• Material provided:
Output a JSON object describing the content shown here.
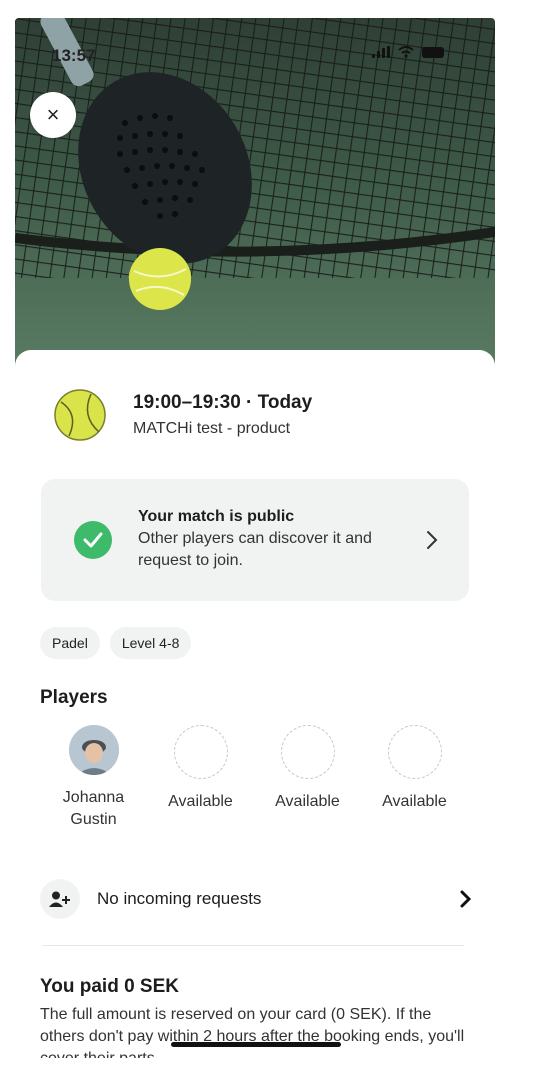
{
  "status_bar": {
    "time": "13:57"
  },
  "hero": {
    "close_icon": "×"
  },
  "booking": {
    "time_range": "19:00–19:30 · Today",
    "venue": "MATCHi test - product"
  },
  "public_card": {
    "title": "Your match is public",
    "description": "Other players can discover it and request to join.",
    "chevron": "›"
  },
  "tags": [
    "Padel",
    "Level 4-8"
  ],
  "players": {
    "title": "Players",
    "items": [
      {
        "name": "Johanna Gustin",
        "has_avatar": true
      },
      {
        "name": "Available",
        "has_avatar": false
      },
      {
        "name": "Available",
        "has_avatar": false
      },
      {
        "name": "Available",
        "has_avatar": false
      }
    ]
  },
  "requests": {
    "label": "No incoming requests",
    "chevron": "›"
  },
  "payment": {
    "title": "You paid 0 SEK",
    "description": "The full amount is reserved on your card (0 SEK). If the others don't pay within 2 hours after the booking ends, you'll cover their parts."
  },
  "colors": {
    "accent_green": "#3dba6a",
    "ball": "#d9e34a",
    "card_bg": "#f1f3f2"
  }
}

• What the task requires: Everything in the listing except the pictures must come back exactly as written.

• Finished exercise:
Output a JSON object describing the content shown here.
{
  "status_bar": {
    "time": "13:57"
  },
  "hero": {
    "close_icon": "×"
  },
  "booking": {
    "time_range": "19:00–19:30 · Today",
    "venue": "MATCHi test - product"
  },
  "public_card": {
    "title": "Your match is public",
    "description": "Other players can discover it and request to join.",
    "chevron": "›"
  },
  "tags": [
    "Padel",
    "Level 4-8"
  ],
  "players": {
    "title": "Players",
    "items": [
      {
        "name": "Johanna Gustin",
        "has_avatar": true
      },
      {
        "name": "Available",
        "has_avatar": false
      },
      {
        "name": "Available",
        "has_avatar": false
      },
      {
        "name": "Available",
        "has_avatar": false
      }
    ]
  },
  "requests": {
    "label": "No incoming requests",
    "chevron": "›"
  },
  "payment": {
    "title": "You paid 0 SEK",
    "description": "The full amount is reserved on your card (0 SEK). If the others don't pay within 2 hours after the booking ends, you'll cover their parts."
  },
  "colors": {
    "accent_green": "#3dba6a",
    "ball": "#d9e34a",
    "card_bg": "#f1f3f2"
  }
}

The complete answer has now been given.